Starbucks, Whole Foods and about 80 other places in California that sell coffee may soon be forced to put warning labels on grande lattes and coffee bean packages to alert consumers that the product within contains acrylamide, a chemical that may be carcinogenic.
Wait a minute. Coffee causes cancer? Actually, research increasingly points to the opposite conclusion. Two large studies published earlier this year in the Annals of Internal Medicine found compelling indications that drinking coffee protects against heart disease, a number of cancers and other common ailments. Furthermore, researchers found that higher coffee consumption was associated with a lower risk of premature death.

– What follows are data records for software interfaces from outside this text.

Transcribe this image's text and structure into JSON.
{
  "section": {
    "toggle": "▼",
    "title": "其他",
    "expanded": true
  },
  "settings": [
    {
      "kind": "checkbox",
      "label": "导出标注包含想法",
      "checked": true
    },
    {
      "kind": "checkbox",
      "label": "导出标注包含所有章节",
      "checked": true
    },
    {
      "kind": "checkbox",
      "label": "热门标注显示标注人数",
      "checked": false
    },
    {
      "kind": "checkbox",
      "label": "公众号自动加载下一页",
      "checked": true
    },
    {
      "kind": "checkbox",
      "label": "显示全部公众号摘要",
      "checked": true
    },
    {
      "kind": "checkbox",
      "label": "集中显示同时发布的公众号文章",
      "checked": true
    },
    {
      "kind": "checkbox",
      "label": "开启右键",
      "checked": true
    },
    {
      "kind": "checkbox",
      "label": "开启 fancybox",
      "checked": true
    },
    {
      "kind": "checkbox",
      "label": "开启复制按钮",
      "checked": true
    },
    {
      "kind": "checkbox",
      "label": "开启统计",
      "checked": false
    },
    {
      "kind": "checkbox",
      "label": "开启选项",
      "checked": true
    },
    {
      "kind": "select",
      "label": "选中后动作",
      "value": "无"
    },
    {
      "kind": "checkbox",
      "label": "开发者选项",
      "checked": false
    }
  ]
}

Maybe it has to do with the antioxidants present in a cup of joe that help the body heal itself, or maybe it’s some other properties of this complex brew.
But that doesn’t matter under Proposition 65. Formally known as the Safe Drinking Water and Toxic Enforcement Act of 1986, it requires businesses with 10 or more employees to warn the people when they may be exposed to any of about 850 chemicals that are confirmed or suspected carcinogens, regardless of whether that particular exposure might be dangerous.
Starbucks and some of the other businesses that were sued under the law have already put up the warnings signs the law requires, even though the case is still being argued in a Los Angeles courtroom. Consumers who pause to read the signs might reasonably conclude that their morning fix could harm or even kill them. But Proposition 65 warnings have become such a common sight in the Golden State — in parking lots, hotels, office buildings, amusement parks and gas stations, to name a few places — that they’re not so attention-grabbing any more.
This defeats the purpose of Proposition 65, which was conceived as a way to alert consumers to when they may be exposed to lead and other dangerous chemicals — and spur companies to use fewer of them. The lawsuits authorized by the law, however, have prompted businesses to post prophylactic warnings regardless of the severity of the risk. And the signs they post don’t provide the context to help people make educated decisions about the risk they face. Many don’t even identify which chemical or chemicals are at issue.
State regulators are updating the Proposition 65 signs to offer more information to consumers, including the identity of at least one of the chemicals present. Still, the update won’t fix the larger problem of having so many warnings posted that consumers have trouble telling large risks from small ones.
If the coffee industry loses this legal fight, and it easily could, it would mean countless additional warnings crowding the public space. And to what end? Removing acrylamide, which is produced when coffee is roasted, isn’t a viable option at the moment. Nor does it seem necessary yet — the cancer jury is still out on acrylamide, which also turns up when potatoes are fried and toast is burned.
Dangerous chemicals are so widespread, it’s impossible to conduct a normal life without encountering them. This is why it is important to warn consumers about serious health risks, not merely conjectural ones. Proposition 65 is not accomplishing that, and by rendering people numb to the warnings, it may in fact be doing more harm than good.
The prospect that warnings might be added to every cup of coffee seemed like a joke back in 1986, when opponents of the proposal touted its potential misuse. We pooh-poohed those claims at the time, even though we opposed the initiative as too inflexible.
“To be sure, the potential problems would not approach the grossly exaggerated levels predicted by the anti-Proposition 65 campaign, led by oil and chemical companies and the agriculture industry,” we wrote. “Passage of Proposition 65 will not lead to the banning of ordinary table salt or require warning labels on every apple sold or cup of coffee served in California.”
The fact that the most outlandish prediction may now come true only underscores the need for fixing or replacing this law.